SSI is a federal program that provides small monthly cash benefits to people with disabilities, including children. In order for a child to qualify for SSI, a doctor must certify that the child has an impairment or set of impairments that are the equivalent of a disabling condition that would cause an adult to receive disability benefits. Even if a child qualifies medically, he must still meet stringent financial requirements, and his family's income and assets are taken into consideration. The current maximum federal SSI benefit for a child is $710 a month.
Despite these often impossible application requirements, there are always going to be some people who try to take advantage of the SSI program. Kristofs op-ed is written from Appalachia, where he spent time with families of children with disabilities and the social workers who help them. Kristof relays an anecdote from one particular social worker who claims that parents are removing their children from literacy programs because they are afraid that if the children learn how to read, they will no longer be classified as intellectually disabled, which could lead to a loss of SSI benefits. Kristof's op-ed follows a multi-part Boston Globe report documenting the pressure faced by children with disabilities to remain on SSI when they turn 18 because their families need the additional benefit in order to survive. In response to the Globe article, Congress held hearings and the Government Accountability Office issued a report calling for reform of the SSI program.

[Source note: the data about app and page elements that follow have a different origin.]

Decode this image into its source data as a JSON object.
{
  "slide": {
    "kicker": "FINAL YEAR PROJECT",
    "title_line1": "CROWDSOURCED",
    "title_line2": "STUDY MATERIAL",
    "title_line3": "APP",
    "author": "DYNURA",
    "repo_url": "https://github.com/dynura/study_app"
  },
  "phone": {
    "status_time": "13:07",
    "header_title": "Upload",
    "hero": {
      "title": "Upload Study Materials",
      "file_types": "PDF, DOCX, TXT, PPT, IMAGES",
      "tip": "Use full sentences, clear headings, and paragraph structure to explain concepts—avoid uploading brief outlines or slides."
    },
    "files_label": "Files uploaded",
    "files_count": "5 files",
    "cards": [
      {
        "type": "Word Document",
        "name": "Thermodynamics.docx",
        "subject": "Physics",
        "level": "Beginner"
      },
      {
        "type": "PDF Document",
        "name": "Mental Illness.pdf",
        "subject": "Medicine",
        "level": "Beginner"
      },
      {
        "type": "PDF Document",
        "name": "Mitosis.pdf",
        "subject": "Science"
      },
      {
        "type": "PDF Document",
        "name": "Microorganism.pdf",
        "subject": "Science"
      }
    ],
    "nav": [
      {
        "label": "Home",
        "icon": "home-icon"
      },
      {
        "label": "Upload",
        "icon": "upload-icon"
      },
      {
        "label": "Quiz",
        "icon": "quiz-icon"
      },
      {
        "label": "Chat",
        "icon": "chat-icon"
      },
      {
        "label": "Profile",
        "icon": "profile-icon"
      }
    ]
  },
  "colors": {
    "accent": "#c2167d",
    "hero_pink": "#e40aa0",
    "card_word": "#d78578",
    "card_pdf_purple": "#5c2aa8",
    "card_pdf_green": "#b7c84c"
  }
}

However, most parents of children with special needs understand the vital role that SSI benefits play in the lives of their children, and now disability activists and anti-poverty groups are pushing back against the notion that SSI is rife with abuse. In a report titled "SSI and Children with Disabilities: Just the Facts," the Center on Budget and Policy Priorities explains that 98.6 percent of non-institutionalized children on SSI between the ages of 6 and 12 are enrolled in school, as are 90.7 percent of 13 to 17 year olds. The report also points out that only "one-fifth of the estimated 8 to 9 percent of U.S. children estimated to have serious disabilities" receive SSI, and that, as many qualified families know, 60 percent of initial applications for SSI benefits for children are rejected by the Social Security Administration, often leading to costly appeals.
While a small number of people on SSI may abuse the system, the Center says the vast majority of children receiving SSI need the benefit.